§ **What the task requires**
From the data below, copy out every line in which the word "mods" occurs.

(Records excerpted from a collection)

[Start of section]

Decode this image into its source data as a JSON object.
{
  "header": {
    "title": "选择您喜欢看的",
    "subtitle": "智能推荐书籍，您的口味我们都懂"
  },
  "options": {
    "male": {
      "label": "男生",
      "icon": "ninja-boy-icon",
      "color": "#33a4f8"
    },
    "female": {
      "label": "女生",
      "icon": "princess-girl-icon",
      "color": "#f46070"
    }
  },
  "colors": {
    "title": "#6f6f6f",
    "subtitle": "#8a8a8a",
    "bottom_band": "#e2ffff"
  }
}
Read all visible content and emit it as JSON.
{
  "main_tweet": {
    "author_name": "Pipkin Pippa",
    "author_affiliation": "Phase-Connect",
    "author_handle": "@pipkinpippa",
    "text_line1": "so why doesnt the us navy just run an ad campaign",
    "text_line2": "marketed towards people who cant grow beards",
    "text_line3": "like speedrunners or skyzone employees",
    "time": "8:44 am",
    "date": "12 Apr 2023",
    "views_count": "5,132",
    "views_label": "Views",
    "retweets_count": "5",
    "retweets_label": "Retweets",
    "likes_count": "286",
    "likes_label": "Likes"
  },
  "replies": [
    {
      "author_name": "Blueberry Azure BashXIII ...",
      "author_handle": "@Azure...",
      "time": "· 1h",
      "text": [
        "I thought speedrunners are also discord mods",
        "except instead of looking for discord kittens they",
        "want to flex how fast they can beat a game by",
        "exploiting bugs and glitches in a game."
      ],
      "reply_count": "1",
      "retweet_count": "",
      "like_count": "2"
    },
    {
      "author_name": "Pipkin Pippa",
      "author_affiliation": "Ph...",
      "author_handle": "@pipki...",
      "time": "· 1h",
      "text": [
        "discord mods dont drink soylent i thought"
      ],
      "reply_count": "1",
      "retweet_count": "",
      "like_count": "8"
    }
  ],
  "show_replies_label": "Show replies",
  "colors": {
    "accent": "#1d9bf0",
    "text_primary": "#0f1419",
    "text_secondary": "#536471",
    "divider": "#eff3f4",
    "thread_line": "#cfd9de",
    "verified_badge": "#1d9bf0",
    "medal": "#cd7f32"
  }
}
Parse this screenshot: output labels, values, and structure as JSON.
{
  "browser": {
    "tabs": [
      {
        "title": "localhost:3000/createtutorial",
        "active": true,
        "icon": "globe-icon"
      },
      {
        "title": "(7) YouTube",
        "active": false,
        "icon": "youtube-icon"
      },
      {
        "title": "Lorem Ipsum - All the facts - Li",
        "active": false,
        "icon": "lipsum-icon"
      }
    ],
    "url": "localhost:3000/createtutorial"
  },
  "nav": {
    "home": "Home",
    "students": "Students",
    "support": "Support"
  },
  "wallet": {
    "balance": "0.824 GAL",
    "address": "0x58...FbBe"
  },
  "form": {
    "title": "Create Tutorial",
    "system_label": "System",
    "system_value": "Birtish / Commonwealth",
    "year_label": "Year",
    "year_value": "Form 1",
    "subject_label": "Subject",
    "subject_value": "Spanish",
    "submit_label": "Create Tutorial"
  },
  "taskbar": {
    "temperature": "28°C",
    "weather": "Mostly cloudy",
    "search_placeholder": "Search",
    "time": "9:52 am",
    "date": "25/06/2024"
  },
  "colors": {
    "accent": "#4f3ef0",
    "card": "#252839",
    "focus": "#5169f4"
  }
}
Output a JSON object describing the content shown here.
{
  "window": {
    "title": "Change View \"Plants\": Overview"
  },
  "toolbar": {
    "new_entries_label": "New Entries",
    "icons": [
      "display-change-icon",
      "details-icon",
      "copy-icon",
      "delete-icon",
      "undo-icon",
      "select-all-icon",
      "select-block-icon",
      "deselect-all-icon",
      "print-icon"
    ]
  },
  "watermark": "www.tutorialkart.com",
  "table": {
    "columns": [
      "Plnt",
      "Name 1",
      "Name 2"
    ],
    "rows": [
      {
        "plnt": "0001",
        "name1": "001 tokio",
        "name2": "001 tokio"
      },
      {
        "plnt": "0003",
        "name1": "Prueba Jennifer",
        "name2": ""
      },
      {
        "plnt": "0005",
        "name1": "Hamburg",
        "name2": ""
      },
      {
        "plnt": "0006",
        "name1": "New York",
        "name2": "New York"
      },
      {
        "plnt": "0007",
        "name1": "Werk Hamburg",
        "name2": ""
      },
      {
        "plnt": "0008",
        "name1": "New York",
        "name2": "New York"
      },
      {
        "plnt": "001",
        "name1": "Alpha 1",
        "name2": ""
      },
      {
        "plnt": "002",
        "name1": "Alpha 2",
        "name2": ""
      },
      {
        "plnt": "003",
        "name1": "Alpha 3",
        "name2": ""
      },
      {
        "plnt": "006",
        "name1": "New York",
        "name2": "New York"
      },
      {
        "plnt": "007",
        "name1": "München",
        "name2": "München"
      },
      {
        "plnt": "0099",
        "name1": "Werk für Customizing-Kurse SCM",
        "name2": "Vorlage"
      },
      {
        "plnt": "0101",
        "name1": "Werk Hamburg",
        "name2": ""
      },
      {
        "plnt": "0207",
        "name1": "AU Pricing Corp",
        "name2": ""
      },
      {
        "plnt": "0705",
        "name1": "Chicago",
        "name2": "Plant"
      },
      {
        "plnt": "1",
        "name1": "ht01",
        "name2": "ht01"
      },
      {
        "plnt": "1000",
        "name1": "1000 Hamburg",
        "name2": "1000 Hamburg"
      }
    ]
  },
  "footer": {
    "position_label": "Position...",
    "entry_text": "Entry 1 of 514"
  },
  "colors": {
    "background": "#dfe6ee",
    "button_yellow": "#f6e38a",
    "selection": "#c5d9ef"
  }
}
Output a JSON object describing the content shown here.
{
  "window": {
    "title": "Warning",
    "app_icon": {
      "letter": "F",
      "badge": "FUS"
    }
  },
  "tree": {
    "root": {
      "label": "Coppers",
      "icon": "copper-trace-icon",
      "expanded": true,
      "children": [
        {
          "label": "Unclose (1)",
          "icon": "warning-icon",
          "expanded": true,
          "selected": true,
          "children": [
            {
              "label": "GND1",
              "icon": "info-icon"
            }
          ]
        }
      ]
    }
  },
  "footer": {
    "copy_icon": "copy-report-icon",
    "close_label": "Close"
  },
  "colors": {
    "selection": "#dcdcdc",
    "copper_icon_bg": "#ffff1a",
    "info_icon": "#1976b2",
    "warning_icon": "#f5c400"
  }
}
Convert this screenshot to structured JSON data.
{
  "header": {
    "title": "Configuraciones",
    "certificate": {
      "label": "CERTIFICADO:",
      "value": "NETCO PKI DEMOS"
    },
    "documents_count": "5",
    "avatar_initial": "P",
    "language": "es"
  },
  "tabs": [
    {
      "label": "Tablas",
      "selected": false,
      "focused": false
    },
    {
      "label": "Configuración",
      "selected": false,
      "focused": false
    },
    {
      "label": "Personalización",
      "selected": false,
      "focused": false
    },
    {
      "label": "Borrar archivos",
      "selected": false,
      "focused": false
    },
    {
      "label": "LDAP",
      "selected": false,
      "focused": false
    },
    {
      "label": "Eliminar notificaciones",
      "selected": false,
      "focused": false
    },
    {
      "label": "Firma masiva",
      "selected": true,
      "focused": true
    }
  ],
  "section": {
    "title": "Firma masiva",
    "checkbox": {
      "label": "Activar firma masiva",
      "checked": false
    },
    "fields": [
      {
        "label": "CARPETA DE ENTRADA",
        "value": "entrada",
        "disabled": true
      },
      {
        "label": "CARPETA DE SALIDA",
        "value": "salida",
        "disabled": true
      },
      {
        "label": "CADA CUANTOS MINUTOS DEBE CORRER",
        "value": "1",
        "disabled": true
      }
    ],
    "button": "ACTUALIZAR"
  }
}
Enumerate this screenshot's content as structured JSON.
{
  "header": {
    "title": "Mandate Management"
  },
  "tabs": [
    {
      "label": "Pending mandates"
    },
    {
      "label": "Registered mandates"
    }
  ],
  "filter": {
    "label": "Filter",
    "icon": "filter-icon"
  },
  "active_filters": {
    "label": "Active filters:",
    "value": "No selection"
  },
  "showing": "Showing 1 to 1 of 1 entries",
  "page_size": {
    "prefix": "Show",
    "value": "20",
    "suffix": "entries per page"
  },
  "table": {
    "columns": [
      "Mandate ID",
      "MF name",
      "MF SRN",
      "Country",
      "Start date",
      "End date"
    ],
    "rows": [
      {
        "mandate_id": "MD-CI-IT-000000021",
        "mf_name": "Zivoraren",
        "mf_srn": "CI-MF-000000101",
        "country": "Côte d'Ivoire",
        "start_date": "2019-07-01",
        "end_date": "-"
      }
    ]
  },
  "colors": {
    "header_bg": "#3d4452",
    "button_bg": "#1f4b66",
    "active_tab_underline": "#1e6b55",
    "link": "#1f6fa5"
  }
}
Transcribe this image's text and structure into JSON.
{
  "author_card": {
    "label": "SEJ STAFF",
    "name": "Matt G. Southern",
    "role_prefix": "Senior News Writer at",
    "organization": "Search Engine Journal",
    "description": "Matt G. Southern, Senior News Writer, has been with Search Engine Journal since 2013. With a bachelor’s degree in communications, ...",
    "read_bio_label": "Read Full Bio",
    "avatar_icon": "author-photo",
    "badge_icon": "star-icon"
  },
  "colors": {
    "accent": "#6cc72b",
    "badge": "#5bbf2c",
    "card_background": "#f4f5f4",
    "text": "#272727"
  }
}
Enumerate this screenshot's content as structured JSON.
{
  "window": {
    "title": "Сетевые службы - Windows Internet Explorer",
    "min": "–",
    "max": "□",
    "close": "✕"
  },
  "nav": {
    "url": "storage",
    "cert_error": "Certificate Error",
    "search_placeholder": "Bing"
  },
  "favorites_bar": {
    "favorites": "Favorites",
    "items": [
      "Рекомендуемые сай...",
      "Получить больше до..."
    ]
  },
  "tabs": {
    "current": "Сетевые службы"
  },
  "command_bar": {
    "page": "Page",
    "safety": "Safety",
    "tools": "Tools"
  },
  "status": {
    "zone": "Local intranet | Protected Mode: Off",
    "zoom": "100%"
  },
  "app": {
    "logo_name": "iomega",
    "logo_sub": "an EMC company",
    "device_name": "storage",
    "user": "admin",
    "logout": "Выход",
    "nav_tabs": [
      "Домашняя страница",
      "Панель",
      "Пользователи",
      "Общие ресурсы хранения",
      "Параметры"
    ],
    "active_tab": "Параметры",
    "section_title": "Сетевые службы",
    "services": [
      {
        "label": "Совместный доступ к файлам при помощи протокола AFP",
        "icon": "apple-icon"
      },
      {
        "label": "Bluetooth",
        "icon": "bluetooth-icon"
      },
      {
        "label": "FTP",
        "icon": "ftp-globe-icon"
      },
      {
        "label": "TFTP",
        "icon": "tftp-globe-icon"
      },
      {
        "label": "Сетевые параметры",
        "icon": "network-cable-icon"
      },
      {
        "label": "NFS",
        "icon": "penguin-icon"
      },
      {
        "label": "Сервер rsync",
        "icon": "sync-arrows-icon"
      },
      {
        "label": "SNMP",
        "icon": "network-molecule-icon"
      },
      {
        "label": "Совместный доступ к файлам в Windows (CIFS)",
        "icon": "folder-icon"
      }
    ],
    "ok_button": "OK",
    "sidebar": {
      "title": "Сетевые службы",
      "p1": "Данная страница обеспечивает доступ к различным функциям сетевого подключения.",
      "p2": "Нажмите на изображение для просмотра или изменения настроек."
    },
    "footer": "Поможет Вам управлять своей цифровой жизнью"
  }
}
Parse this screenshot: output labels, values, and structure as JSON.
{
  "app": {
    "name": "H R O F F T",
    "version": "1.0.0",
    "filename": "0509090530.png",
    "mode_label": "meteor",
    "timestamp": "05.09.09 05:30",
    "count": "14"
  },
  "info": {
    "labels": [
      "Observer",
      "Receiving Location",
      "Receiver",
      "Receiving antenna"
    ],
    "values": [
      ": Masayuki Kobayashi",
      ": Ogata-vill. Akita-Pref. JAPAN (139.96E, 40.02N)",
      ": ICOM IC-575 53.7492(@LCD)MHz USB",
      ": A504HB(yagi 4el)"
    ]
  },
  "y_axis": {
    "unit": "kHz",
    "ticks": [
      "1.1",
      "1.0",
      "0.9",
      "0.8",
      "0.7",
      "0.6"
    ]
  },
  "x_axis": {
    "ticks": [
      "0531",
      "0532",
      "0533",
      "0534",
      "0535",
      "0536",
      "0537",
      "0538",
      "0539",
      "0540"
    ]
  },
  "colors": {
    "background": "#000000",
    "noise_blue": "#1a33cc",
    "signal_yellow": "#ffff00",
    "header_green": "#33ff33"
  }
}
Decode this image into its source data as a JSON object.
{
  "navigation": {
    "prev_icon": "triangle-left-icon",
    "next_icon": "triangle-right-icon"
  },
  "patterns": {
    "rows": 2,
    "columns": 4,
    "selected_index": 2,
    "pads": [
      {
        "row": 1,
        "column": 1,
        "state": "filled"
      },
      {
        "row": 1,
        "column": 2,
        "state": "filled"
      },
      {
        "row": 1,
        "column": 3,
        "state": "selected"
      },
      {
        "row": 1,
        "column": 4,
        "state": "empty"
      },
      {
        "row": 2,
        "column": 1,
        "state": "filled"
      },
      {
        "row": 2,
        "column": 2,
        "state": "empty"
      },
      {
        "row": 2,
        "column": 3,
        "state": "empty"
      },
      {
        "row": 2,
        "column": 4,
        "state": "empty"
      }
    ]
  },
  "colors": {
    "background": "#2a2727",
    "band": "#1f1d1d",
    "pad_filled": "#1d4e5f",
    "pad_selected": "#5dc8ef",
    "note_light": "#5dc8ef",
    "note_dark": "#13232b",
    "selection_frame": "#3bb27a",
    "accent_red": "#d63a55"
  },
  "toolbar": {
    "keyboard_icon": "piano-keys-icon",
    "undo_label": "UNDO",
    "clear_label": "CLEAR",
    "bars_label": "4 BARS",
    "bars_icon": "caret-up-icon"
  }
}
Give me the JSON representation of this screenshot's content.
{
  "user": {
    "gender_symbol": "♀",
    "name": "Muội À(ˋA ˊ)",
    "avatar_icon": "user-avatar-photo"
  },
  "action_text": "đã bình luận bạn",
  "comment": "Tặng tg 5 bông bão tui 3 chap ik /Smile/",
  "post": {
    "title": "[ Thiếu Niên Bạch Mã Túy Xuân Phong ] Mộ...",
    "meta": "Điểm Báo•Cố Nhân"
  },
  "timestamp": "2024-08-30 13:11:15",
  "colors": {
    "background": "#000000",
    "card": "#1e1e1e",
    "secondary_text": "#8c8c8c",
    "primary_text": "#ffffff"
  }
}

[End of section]

§ **Expected output**
        "I thought speedrunners are also discord mods",
        "discord mods dont drink soylent i thought"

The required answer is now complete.